(AVAILABLE RECORDS)
--------------------------------
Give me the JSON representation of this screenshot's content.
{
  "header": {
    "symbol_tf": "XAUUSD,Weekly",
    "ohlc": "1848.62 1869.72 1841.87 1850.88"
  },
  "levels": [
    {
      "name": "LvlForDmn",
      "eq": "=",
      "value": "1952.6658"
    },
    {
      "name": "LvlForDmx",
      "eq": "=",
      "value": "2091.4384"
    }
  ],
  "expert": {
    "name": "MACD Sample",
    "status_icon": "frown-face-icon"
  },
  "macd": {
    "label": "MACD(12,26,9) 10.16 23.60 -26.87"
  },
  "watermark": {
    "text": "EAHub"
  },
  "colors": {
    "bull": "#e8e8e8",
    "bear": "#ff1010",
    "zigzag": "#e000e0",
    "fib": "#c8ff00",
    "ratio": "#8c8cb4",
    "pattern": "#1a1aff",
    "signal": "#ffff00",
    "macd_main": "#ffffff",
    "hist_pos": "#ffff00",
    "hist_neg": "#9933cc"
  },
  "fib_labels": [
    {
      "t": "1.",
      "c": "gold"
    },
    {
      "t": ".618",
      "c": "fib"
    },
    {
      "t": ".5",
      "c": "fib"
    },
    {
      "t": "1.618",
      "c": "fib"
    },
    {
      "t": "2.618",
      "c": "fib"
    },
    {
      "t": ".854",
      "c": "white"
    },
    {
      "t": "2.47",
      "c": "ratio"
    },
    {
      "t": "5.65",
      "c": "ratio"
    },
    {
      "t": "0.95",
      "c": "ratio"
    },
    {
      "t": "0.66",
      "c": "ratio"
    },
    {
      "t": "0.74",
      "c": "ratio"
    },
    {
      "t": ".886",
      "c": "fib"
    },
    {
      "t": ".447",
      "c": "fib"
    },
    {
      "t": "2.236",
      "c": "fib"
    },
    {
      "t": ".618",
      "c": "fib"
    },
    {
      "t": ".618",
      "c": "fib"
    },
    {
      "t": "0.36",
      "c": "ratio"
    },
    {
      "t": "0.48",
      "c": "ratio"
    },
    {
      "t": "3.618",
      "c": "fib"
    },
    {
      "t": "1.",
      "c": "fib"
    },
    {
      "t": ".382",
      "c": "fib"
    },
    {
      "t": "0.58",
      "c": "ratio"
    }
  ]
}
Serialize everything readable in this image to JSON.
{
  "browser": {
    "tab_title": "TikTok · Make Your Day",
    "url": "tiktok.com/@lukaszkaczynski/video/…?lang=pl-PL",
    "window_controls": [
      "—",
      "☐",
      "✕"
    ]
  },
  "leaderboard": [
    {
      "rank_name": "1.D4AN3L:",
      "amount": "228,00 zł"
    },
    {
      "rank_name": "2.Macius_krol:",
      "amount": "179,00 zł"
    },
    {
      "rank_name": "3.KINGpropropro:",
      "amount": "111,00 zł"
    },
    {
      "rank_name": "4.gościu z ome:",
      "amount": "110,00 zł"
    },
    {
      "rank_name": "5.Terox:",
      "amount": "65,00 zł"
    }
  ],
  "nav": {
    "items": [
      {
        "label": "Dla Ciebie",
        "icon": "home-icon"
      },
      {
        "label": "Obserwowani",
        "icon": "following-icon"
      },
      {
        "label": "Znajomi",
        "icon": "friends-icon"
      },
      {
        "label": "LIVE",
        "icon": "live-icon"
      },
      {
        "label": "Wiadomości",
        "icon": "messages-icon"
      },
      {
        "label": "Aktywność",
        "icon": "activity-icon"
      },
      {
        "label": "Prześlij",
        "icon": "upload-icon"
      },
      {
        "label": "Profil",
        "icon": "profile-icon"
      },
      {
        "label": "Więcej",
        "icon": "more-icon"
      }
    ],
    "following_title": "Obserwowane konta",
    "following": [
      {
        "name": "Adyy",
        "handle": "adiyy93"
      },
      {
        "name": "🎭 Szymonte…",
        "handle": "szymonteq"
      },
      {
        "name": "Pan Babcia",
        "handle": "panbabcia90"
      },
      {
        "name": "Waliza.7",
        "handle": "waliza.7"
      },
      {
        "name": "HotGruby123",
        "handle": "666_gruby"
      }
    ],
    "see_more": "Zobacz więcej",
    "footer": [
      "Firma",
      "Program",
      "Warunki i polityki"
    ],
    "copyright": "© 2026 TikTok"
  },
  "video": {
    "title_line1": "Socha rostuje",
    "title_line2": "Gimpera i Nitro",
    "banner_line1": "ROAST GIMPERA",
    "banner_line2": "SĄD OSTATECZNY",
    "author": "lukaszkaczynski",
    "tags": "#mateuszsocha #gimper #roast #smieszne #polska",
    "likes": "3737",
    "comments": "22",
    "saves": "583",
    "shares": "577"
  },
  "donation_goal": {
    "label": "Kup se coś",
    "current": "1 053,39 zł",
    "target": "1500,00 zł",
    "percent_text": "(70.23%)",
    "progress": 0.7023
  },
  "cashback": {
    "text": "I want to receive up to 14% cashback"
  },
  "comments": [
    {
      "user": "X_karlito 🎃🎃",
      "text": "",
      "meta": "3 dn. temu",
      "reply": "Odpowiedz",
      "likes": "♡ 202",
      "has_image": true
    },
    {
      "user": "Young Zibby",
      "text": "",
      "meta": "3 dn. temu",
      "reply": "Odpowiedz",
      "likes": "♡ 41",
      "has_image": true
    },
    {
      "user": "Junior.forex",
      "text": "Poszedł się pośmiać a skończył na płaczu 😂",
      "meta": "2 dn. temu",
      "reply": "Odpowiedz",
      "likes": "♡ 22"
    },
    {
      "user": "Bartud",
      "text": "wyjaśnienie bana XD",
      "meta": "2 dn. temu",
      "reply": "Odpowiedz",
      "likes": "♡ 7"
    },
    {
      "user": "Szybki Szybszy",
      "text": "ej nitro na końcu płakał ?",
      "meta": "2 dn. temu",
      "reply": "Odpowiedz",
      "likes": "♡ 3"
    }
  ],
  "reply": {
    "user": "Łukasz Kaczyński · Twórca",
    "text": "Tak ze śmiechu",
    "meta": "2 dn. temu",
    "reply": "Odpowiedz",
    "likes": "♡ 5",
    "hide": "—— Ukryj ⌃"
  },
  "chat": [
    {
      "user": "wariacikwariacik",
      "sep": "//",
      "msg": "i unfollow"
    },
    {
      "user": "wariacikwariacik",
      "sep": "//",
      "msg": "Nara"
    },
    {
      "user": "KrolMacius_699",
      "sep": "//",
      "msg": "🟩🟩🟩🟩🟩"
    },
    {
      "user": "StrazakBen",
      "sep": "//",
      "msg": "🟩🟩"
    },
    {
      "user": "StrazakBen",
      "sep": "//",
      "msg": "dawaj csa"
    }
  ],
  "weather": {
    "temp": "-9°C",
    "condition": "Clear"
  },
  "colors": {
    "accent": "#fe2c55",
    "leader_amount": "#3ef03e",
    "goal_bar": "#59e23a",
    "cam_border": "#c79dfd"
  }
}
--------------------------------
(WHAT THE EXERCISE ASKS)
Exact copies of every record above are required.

(SOLUTION FOR THIS EXERCISE)
Give me the JSON representation of this screenshot's content.
{
  "header": {
    "symbol_tf": "XAUUSD,Weekly",
    "ohlc": "1848.62 1869.72 1841.87 1850.88"
  },
  "levels": [
    {
      "name": "LvlForDmn",
      "eq": "=",
      "value": "1952.6658"
    },
    {
      "name": "LvlForDmx",
      "eq": "=",
      "value": "2091.4384"
    }
  ],
  "expert": {
    "name": "MACD Sample",
    "status_icon": "frown-face-icon"
  },
  "macd": {
    "label": "MACD(12,26,9) 10.16 23.60 -26.87"
  },
  "watermark": {
    "text": "EAHub"
  },
  "colors": {
    "bull": "#e8e8e8",
    "bear": "#ff1010",
    "zigzag": "#e000e0",
    "fib": "#c8ff00",
    "ratio": "#8c8cb4",
    "pattern": "#1a1aff",
    "signal": "#ffff00",
    "macd_main": "#ffffff",
    "hist_pos": "#ffff00",
    "hist_neg": "#9933cc"
  },
  "fib_labels": [
    {
      "t": "1.",
      "c": "gold"
    },
    {
      "t": ".618",
      "c": "fib"
    },
    {
      "t": ".5",
      "c": "fib"
    },
    {
      "t": "1.618",
      "c": "fib"
    },
    {
      "t": "2.618",
      "c": "fib"
    },
    {
      "t": ".854",
      "c": "white"
    },
    {
      "t": "2.47",
      "c": "ratio"
    },
    {
      "t": "5.65",
      "c": "ratio"
    },
    {
      "t": "0.95",
      "c": "ratio"
    },
    {
      "t": "0.66",
      "c": "ratio"
    },
    {
      "t": "0.74",
      "c": "ratio"
    },
    {
      "t": ".886",
      "c": "fib"
    },
    {
      "t": ".447",
      "c": "fib"
    },
    {
      "t": "2.236",
      "c": "fib"
    },
    {
      "t": ".618",
      "c": "fib"
    },
    {
      "t": ".618",
      "c": "fib"
    },
    {
      "t": "0.36",
      "c": "ratio"
    },
    {
      "t": "0.48",
      "c": "ratio"
    },
    {
      "t": "3.618",
      "c": "fib"
    },
    {
      "t": "1.",
      "c": "fib"
    },
    {
      "t": ".382",
      "c": "fib"
    },
    {
      "t": "0.58",
      "c": "ratio"
    }
  ]
}
Serialize everything readable in this image to JSON.
{
  "browser": {
    "tab_title": "TikTok · Make Your Day",
    "url": "tiktok.com/@lukaszkaczynski/video/…?lang=pl-PL",
    "window_controls": [
      "—",
      "☐",
      "✕"
    ]
  },
  "leaderboard": [
    {
      "rank_name": "1.D4AN3L:",
      "amount": "228,00 zł"
    },
    {
      "rank_name": "2.Macius_krol:",
      "amount": "179,00 zł"
    },
    {
      "rank_name": "3.KINGpropropro:",
      "amount": "111,00 zł"
    },
    {
      "rank_name": "4.gościu z ome:",
      "amount": "110,00 zł"
    },
    {
      "rank_name": "5.Terox:",
      "amount": "65,00 zł"
    }
  ],
  "nav": {
    "items": [
      {
        "label": "Dla Ciebie",
        "icon": "home-icon"
      },
      {
        "label": "Obserwowani",
        "icon": "following-icon"
      },
      {
        "label": "Znajomi",
        "icon": "friends-icon"
      },
      {
        "label": "LIVE",
        "icon": "live-icon"
      },
      {
        "label": "Wiadomości",
        "icon": "messages-icon"
      },
      {
        "label": "Aktywność",
        "icon": "activity-icon"
      },
      {
        "label": "Prześlij",
        "icon": "upload-icon"
      },
      {
        "label": "Profil",
        "icon": "profile-icon"
      },
      {
        "label": "Więcej",
        "icon": "more-icon"
      }
    ],
    "following_title": "Obserwowane konta",
    "following": [
      {
        "name": "Adyy",
        "handle": "adiyy93"
      },
      {
        "name": "🎭 Szymonte…",
        "handle": "szymonteq"
      },
      {
        "name": "Pan Babcia",
        "handle": "panbabcia90"
      },
      {
        "name": "Waliza.7",
        "handle": "waliza.7"
      },
      {
        "name": "HotGruby123",
        "handle": "666_gruby"
      }
    ],
    "see_more": "Zobacz więcej",
    "footer": [
      "Firma",
      "Program",
      "Warunki i polityki"
    ],
    "copyright": "© 2026 TikTok"
  },
  "video": {
    "title_line1": "Socha rostuje",
    "title_line2": "Gimpera i Nitro",
    "banner_line1": "ROAST GIMPERA",
    "banner_line2": "SĄD OSTATECZNY",
    "author": "lukaszkaczynski",
    "tags": "#mateuszsocha #gimper #roast #smieszne #polska",
    "likes": "3737",
    "comments": "22",
    "saves": "583",
    "shares": "577"
  },
  "donation_goal": {
    "label": "Kup se coś",
    "current": "1 053,39 zł",
    "target": "1500,00 zł",
    "percent_text": "(70.23%)",
    "progress": 0.7023
  },
  "cashback": {
    "text": "I want to receive up to 14% cashback"
  },
  "comments": [
    {
      "user": "X_karlito 🎃🎃",
      "text": "",
      "meta": "3 dn. temu",
      "reply": "Odpowiedz",
      "likes": "♡ 202",
      "has_image": true
    },
    {
      "user": "Young Zibby",
      "text": "",
      "meta": "3 dn. temu",
      "reply": "Odpowiedz",
      "likes": "♡ 41",
      "has_image": true
    },
    {
      "user": "Junior.forex",
      "text": "Poszedł się pośmiać a skończył na płaczu 😂",
      "meta": "2 dn. temu",
      "reply": "Odpowiedz",
      "likes": "♡ 22"
    },
    {
      "user": "Bartud",
      "text": "wyjaśnienie bana XD",
      "meta": "2 dn. temu",
      "reply": "Odpowiedz",
      "likes": "♡ 7"
    },
    {
      "user": "Szybki Szybszy",
      "text": "ej nitro na końcu płakał ?",
      "meta": "2 dn. temu",
      "reply": "Odpowiedz",
      "likes": "♡ 3"
    }
  ],
  "reply": {
    "user": "Łukasz Kaczyński · Twórca",
    "text": "Tak ze śmiechu",
    "meta": "2 dn. temu",
    "reply": "Odpowiedz",
    "likes": "♡ 5",
    "hide": "—— Ukryj ⌃"
  },
  "chat": [
    {
      "user": "wariacikwariacik",
      "sep": "//",
      "msg": "i unfollow"
    },
    {
      "user": "wariacikwariacik",
      "sep": "//",
      "msg": "Nara"
    },
    {
      "user": "KrolMacius_699",
      "sep": "//",
      "msg": "🟩🟩🟩🟩🟩"
    },
    {
      "user": "StrazakBen",
      "sep": "//",
      "msg": "🟩🟩"
    },
    {
      "user": "StrazakBen",
      "sep": "//",
      "msg": "dawaj csa"
    }
  ],
  "weather": {
    "temp": "-9°C",
    "condition": "Clear"
  },
  "colors": {
    "accent": "#fe2c55",
    "leader_amount": "#3ef03e",
    "goal_bar": "#59e23a",
    "cam_border": "#c79dfd"
  }
}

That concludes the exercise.